While my second favourite recent article is this one on making coloured bubbles...


Over at The Dreaming ( Lucy Anne has done a mega-update, collecting together articles and quotes and everything of recent vintage, including a bunch of stuff I'd not seen before. (I enjoyed the article on the Lenny Henry event in the Independent, and was surprised by the number of state awards Coraline is up for.)


Neil, thank you for yet another beautiful book. I hope you wrote that Chablis is red on purpose. Or did Anansi do one of his tricks on you?

Unless something's changed since I wrote it, you may want to reread the section. The Chablis being drunk is white, but Grahame Coats is longing for a red: He found a corkscrew, opened the bottle and poured himself a pale glass of wine. He drank it and, although he had never previously had much time for red wines, he found himself wishing that what he was drinking was richer and darker.

Someone else wrote in correcting me for having the Puritans landing in Florida, having I suspect misread, People forget that the children born to settlers in Florida were already old men and women when the dour Puritans landed at Plymouth Rock.

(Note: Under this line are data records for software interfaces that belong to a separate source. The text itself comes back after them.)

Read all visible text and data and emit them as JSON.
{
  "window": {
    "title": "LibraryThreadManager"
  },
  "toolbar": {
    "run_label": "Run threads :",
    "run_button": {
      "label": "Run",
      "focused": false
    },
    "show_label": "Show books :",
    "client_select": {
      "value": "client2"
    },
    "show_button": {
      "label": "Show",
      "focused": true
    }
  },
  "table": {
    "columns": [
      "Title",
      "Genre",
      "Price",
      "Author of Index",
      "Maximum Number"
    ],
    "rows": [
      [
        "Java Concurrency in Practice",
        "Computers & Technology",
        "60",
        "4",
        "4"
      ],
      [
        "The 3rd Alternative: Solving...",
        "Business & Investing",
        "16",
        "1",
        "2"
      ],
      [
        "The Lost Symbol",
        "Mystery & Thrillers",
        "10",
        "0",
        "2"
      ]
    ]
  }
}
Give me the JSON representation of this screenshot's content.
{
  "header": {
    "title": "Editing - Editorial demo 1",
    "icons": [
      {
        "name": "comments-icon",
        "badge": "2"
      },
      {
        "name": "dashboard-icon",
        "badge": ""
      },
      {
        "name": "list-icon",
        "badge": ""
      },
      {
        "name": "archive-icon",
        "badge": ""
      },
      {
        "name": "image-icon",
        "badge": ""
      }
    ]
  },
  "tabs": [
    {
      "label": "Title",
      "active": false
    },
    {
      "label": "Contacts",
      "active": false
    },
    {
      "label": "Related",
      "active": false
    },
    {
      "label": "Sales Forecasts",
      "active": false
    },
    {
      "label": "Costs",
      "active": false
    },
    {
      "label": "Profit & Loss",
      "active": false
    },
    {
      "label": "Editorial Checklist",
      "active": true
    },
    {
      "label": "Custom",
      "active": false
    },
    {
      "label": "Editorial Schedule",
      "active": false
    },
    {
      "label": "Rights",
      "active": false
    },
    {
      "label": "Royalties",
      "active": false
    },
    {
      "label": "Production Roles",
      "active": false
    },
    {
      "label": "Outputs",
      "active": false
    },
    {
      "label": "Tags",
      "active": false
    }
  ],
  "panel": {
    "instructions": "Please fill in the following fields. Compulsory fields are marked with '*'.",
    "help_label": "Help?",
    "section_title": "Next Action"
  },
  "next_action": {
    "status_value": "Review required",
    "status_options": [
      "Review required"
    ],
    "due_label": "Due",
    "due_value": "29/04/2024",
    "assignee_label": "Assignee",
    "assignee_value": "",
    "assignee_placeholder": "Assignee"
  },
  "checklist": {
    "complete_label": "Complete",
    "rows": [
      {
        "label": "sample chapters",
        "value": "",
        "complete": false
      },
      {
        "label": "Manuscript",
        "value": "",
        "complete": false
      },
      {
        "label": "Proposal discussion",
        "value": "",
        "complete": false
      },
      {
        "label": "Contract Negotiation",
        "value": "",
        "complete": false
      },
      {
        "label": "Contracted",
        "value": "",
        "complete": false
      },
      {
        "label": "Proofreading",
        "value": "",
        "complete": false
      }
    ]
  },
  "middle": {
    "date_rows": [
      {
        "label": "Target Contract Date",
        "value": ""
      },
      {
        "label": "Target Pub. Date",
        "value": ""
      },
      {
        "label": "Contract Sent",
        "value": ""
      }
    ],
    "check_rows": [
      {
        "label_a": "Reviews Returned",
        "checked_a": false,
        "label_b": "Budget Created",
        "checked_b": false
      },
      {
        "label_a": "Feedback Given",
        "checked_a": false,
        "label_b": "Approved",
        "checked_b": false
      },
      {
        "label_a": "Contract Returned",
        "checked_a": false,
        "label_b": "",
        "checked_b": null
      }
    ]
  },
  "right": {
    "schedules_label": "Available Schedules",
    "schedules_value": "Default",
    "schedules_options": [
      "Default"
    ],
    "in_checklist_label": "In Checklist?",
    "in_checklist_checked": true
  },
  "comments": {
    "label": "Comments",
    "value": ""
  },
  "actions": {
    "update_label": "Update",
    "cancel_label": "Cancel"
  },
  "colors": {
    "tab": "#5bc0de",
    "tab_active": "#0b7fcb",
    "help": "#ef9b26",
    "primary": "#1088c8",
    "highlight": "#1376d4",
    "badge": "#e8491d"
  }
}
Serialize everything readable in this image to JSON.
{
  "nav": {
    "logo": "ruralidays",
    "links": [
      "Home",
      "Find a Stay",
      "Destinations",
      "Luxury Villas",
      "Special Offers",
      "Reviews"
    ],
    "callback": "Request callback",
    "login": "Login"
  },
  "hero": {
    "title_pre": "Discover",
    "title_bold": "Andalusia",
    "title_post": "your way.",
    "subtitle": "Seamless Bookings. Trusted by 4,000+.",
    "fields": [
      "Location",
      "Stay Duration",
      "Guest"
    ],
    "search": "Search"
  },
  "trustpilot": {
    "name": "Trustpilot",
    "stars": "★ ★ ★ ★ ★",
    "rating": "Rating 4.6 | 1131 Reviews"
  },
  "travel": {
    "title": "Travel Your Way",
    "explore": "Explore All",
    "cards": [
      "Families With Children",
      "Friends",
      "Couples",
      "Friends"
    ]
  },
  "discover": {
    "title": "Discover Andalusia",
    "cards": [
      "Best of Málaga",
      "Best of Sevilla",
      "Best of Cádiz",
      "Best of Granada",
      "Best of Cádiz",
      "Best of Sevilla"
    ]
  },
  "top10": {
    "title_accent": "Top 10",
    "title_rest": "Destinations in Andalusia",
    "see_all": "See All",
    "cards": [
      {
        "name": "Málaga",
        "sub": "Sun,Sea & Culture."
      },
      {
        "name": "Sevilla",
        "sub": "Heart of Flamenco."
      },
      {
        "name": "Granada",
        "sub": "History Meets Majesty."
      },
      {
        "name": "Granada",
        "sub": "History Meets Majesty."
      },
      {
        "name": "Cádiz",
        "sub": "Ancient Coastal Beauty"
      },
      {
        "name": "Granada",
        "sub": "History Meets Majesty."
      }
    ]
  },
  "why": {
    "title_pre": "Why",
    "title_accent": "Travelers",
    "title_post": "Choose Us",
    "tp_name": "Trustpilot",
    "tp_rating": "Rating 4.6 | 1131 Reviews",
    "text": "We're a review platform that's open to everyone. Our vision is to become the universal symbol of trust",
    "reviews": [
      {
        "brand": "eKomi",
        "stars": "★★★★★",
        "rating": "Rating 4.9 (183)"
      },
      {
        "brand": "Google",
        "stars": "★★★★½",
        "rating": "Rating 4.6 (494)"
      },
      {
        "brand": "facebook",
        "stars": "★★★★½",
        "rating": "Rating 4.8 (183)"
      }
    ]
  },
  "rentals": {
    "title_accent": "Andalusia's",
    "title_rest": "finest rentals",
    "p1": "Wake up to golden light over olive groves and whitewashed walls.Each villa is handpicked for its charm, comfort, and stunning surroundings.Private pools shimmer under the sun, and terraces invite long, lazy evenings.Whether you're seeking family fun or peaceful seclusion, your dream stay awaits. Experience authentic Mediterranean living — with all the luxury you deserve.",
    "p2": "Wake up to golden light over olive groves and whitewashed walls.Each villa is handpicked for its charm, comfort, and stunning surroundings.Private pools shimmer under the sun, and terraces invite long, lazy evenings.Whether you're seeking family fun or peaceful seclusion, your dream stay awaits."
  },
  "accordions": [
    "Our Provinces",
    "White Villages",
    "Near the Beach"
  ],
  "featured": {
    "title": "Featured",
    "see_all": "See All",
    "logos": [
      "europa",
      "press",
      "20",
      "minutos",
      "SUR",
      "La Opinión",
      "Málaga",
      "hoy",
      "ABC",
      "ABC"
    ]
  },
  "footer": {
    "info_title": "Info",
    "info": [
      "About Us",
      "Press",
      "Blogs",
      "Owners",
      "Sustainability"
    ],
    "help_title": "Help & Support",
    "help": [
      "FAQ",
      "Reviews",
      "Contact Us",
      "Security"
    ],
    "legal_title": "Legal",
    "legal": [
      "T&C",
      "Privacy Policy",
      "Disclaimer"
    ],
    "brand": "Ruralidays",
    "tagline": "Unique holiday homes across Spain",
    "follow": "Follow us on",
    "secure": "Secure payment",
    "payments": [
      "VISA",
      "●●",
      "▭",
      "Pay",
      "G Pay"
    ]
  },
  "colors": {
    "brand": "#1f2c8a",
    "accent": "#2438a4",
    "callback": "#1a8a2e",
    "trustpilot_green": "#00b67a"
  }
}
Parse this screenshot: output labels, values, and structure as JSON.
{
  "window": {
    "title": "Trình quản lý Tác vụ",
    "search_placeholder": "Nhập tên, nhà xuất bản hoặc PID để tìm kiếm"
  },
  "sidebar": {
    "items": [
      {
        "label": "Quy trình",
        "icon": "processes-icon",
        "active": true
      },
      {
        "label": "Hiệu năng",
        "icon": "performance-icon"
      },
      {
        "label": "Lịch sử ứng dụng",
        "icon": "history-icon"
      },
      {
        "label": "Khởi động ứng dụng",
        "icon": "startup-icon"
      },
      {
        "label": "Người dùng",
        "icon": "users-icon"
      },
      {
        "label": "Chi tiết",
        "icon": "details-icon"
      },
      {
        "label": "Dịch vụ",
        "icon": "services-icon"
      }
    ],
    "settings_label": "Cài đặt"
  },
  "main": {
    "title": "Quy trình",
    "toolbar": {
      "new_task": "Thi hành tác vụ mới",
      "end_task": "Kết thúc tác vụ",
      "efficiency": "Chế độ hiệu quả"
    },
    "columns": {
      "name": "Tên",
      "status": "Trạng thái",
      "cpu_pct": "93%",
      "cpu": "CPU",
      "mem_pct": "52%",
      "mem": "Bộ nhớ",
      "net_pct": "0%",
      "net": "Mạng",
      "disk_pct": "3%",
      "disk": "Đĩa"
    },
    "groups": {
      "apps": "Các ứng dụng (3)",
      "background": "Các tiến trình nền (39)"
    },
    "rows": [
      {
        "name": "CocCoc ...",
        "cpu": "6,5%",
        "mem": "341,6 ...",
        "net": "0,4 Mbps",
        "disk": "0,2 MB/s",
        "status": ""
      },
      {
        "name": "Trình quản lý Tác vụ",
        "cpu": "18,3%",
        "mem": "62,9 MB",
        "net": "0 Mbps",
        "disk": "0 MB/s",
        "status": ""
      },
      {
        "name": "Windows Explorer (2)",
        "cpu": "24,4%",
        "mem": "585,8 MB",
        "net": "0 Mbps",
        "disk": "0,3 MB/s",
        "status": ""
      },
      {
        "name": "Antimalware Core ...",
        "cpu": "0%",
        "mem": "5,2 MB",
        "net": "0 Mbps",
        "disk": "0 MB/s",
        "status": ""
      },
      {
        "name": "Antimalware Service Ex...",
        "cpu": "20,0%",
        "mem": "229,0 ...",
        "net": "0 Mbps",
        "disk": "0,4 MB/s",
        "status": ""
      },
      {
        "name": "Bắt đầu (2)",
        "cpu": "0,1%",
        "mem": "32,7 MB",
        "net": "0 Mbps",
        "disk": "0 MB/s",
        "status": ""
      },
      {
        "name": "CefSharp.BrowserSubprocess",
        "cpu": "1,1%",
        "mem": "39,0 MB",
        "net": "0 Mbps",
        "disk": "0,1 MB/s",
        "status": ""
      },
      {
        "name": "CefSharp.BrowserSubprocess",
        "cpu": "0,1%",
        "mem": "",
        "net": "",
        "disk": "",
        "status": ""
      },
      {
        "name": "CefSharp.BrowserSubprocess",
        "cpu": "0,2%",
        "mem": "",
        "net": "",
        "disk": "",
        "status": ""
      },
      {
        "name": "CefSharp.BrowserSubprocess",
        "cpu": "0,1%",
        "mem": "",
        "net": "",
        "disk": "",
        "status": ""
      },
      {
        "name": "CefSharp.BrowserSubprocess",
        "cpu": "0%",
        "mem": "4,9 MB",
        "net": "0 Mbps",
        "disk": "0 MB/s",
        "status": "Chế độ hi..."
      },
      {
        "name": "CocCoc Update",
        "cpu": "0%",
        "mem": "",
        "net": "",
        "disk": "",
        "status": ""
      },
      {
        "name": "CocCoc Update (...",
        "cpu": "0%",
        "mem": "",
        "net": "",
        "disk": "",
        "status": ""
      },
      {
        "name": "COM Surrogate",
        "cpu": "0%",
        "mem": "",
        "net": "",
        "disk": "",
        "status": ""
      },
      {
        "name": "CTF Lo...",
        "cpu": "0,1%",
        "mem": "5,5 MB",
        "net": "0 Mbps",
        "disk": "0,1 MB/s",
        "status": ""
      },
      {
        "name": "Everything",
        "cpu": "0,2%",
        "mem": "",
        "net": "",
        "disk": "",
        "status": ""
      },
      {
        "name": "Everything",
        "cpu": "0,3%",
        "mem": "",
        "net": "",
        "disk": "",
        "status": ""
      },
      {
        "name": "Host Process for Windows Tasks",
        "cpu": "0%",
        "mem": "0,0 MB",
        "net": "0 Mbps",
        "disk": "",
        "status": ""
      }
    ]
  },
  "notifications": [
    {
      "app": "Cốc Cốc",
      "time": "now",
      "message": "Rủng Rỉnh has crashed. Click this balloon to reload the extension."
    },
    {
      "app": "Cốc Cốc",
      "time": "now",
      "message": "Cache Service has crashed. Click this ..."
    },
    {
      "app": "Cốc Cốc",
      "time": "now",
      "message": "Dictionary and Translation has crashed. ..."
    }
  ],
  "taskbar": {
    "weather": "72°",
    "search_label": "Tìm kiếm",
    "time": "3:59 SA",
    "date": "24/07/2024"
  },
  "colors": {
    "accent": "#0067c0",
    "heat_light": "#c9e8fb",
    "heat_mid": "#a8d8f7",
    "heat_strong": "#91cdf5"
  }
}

Hi Neil, I took Judith's walk this proper wintry dusk, since it's a thrown stone from my studio. Though I couldn't possibly add a word to her commentary I did post some photos and the odd drawing over at my journal.
Thanks for providing me with a fill for my voidful sunday.Very Best~Joel (of Cycling Cornish Accordion thief fame etc. etc.)

You're welcome. I hope that if the feedback on this walk is positive I can persuade Judith to do more walks for the site.

(Go and look at Joel's website, and appreciate his artwork. And you might want to check out the walk photos in the link.)

London Walks are at, and Judith does a Sherlock Holmes Walk, a Jack The Ripper Walk, and a Old Camden Town Walk (pdf file at

Hi Neil,
Sorry for being a snivelly creep first of all, but you're a genius!
Fawning out of the way, I was wondering if Stardust was being cast at the moment. I ask this because yesterday I met a young and very up-and-coming British actor in the library where I work (although strike me down if I didn't recognise him until 5 minutes after he left). He was looking for a copy of Stardust, which made me prick my ears up instantly, and we had a good conversation about your work. We talked about the following you had, recurrent themes in your work, and we discussed the fact Stardust was being made into a film. He asked me if I felt the film would be mainstream, to which I replied I thought it would be. He said he wished to read the book for 'research' though I didn't probe further and he didn't tell me. He left with the intentions of also reading Smoke and Mirrors and Coraline, though I did tell him that he'd have to buy his own copy of Coraline as I currently had the library copy and had no intention of bringing it back.
After he left, and after I realised who he was, I wondered if he was possibly being considered for a role. I hope so, as I feel he would be excellent. If this is the case, though, I rather regret telling him that I wanted to slap you in the face because you were so talented I was consumed by bitter jealousy. Sorry. Didn't mean it.
So, is it being cast yet? And are there any people you'd like to see in the principal roles?
Cheers, Gabrielle

Hello Gabrielle. While I don't know who your up-and-coming-actor is, it's true that Matthew Vaughn's currently casting Stardust. He's looking at lots of tapes and meeting lots of people. He phones me up and talks casting a lot, and so far I'm impressed with what he's planning, and who he's going after.

I don't talk casting, especially not on other people's films. (I should say, though, that I was thrilled on Beowulf how many of the people we wanted, in an idle "wouldn't it be nice if" sort of way, we got.)